## Problem to work on
Go through the data below. List every line that holds the word "name".

## Supplied entries

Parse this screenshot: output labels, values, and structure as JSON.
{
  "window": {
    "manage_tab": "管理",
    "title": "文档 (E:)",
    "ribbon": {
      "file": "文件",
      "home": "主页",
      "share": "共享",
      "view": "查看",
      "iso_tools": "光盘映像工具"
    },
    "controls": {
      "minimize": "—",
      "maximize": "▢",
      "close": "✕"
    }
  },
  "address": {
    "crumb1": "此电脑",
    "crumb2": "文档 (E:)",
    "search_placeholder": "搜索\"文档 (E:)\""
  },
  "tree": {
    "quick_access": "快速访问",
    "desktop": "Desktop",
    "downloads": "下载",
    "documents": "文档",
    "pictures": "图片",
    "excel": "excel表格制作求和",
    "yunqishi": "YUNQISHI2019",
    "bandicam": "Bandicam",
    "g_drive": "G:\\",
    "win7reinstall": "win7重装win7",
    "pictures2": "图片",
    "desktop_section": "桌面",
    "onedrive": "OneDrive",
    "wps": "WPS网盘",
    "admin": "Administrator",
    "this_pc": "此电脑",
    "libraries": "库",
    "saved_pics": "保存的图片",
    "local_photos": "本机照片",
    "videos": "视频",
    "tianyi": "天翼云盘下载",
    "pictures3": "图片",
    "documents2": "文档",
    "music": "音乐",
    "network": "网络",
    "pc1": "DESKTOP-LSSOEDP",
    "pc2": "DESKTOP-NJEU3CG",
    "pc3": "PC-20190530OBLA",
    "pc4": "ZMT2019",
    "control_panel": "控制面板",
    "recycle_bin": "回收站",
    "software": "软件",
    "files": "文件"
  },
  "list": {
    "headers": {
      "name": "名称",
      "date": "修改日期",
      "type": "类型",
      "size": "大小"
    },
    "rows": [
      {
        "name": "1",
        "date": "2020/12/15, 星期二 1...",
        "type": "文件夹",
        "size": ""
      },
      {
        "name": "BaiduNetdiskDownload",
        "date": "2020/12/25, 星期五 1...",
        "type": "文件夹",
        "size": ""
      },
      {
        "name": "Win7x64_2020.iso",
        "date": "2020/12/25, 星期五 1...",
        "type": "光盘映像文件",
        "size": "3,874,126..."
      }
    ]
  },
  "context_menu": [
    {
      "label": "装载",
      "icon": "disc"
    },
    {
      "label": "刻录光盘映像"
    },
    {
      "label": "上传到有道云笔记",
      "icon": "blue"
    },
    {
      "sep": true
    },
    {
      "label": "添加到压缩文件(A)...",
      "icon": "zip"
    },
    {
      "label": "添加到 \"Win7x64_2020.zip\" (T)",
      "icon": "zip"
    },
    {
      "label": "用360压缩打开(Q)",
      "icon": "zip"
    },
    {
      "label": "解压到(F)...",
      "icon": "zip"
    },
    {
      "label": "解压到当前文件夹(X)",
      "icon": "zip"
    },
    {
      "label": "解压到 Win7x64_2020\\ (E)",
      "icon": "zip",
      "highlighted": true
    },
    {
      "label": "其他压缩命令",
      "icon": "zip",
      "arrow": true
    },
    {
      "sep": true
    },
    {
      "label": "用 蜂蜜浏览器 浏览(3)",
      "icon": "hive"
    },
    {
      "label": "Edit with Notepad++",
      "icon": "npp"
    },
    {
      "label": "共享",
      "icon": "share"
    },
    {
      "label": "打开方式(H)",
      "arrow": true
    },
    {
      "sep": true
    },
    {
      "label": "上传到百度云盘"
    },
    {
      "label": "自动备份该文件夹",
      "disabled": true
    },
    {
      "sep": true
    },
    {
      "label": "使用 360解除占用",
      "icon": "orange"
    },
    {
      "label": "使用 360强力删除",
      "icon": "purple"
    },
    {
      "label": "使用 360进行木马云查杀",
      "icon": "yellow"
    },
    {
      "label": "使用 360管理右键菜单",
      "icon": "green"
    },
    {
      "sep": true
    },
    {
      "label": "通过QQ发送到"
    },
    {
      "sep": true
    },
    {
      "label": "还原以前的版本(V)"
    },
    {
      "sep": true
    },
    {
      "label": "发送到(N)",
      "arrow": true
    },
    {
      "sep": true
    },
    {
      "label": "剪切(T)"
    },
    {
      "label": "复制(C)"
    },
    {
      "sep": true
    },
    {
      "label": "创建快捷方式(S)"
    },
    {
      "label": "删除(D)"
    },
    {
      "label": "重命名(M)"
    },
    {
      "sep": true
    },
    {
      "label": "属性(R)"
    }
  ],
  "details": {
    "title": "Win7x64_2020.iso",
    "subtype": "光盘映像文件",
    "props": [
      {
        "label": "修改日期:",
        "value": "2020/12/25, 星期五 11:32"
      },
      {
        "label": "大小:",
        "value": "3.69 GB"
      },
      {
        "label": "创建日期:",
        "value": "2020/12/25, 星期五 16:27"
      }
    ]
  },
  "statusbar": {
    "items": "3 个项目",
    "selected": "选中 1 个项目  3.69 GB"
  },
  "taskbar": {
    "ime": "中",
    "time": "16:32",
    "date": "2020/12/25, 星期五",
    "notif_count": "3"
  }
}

## Written answer
      "name": "名称",
        "name": "1",
        "name": "BaiduNetdiskDownload",
        "name": "Win7x64_2020.iso",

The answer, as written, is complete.